Representing Reality offers the student and scholar in social psychology, rhetoric and discourse, and related fields a critical introduction to constructivism.
Social Studies of Science
Ethnomethodology and Conversation Analysis
Semiology - Post-Structuralism - Postmodernism
Discourse and Construction
Interests and Category Entitlements
Working Up Representations
`Since the publication of Potter & Wetherell's influential Discourse and Social Psychology, which laid the ground-plan for their version of discourse analysis, work has continued apace... As a progress report, the present text provides a valuable up-date, summarizing the main lines of development and usefully pulling together material heretofore only available from a disparate range of sources... As an introduction to this type of analysis, this is an admirable book which can be recommended to students with confidence, and is likely also to become an indispensable source of reference for those researching fact construction' - Discourse & Society
`Potter leaves the reader wanting more-which is a pretty good place to leave a reader' - Language in Society
Generally interesting approach to the topic, but there is little or no compatibility to historical discussions of "representation": in the discussions led by Lynn Hunt and Robert Charties, "working up representations" and "facts" would not be acceptable viewpoints in discussions. Rather, there is an - admittedly postmodernist - assumption that representation and perception are valuable by themselves. The book works well within its limits. Its main flaw is that it is bound to the constructionist school and does not seem to sufficiently reflect these limits. Nevertheless, Potter's will continue to be a source of inspiration for students of history as well as those of other disciplines.

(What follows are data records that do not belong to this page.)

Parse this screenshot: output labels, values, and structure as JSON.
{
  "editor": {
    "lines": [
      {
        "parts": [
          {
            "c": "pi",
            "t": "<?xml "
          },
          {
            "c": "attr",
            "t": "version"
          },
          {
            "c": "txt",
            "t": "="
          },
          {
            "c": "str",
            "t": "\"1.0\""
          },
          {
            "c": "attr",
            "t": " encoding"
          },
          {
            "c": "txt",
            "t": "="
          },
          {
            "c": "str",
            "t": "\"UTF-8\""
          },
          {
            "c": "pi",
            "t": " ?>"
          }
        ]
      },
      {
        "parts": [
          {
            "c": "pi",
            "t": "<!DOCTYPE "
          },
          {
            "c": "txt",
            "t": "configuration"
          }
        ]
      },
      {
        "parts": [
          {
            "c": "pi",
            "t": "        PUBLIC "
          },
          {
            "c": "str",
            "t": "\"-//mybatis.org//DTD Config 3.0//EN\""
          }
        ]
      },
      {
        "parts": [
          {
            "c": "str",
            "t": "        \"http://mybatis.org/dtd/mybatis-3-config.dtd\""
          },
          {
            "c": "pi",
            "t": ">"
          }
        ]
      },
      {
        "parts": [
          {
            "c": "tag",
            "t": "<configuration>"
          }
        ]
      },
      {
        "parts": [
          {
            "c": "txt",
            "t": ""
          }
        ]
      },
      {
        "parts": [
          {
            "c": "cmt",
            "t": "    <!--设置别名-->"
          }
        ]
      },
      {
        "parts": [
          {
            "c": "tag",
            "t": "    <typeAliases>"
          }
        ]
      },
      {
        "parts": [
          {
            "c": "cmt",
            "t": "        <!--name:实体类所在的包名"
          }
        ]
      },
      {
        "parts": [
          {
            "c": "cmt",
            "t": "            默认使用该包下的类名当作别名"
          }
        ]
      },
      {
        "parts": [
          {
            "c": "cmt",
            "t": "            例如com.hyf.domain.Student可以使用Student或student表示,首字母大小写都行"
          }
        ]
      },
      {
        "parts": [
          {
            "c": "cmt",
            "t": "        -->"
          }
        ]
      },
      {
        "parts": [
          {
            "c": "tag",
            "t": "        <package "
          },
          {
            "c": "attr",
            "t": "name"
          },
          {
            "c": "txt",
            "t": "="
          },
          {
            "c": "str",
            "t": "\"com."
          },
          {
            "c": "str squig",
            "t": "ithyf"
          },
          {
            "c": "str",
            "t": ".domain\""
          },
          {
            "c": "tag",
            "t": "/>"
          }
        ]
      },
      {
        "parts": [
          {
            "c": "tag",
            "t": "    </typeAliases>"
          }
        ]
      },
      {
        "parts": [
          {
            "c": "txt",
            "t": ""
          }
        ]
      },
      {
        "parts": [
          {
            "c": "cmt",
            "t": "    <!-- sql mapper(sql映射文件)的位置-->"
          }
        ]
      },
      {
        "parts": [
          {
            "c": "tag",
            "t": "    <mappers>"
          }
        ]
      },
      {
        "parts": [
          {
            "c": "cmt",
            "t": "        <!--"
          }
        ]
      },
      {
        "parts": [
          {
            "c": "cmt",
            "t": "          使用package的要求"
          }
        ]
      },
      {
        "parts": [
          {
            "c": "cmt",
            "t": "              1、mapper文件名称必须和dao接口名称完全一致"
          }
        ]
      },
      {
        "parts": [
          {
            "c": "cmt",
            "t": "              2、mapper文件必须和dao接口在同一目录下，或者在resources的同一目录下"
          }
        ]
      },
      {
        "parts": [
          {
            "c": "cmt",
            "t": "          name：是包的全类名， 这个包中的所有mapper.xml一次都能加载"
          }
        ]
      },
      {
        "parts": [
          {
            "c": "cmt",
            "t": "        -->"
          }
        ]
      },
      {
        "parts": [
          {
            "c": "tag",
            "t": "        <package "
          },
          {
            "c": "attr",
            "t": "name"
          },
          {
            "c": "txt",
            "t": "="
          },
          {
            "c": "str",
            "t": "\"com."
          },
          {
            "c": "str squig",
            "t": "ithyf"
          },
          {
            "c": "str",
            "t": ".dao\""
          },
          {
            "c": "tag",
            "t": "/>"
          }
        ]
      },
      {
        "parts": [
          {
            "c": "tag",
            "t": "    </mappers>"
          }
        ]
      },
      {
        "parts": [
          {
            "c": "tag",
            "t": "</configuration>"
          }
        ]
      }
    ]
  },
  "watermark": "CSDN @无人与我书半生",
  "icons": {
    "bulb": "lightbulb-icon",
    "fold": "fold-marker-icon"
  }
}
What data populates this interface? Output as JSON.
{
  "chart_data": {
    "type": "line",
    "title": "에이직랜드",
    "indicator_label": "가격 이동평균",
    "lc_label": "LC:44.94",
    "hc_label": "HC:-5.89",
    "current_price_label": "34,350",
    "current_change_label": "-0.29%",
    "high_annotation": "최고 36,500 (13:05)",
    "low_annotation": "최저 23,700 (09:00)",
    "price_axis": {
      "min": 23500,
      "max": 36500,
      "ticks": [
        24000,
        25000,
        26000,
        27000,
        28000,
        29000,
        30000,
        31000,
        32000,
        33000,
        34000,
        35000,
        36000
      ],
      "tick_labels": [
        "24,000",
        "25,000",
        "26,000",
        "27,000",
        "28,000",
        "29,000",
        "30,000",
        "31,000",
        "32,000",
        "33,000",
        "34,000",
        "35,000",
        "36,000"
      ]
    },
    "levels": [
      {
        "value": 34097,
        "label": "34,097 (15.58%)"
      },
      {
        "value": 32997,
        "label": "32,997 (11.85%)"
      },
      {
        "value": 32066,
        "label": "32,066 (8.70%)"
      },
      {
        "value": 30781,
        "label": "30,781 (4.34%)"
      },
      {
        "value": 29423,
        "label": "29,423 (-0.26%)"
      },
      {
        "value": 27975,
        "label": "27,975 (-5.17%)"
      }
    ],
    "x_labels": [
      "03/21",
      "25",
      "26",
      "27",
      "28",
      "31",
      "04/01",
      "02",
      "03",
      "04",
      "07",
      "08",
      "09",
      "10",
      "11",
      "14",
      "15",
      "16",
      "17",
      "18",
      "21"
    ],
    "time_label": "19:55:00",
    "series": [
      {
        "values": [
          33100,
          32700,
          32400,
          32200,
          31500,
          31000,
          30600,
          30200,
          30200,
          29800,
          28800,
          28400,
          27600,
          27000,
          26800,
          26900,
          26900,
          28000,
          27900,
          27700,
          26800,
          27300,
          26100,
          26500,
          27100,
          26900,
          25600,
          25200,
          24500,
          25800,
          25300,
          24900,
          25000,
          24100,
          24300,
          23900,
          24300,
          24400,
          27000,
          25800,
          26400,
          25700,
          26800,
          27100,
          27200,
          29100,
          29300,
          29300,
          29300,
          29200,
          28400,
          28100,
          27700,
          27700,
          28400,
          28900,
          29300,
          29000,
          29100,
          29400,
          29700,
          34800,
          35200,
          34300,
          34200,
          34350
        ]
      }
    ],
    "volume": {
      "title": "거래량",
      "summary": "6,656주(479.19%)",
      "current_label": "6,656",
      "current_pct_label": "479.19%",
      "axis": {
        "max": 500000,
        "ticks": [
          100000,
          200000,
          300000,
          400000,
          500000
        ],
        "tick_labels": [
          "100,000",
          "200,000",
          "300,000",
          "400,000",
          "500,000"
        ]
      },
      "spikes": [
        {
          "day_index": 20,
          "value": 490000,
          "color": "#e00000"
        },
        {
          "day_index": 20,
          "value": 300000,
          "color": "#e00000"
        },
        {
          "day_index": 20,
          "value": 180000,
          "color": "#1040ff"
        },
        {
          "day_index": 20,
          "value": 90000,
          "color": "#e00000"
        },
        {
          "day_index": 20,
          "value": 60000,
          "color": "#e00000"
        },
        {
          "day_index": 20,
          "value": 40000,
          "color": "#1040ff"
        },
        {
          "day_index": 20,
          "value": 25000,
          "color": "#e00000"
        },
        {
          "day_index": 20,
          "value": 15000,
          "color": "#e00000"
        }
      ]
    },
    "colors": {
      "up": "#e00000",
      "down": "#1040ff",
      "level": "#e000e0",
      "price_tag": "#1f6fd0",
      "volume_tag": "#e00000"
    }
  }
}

Dr Christian Kuhn
Institut fuer Geschichte, Otto Friedrich University of Bamberg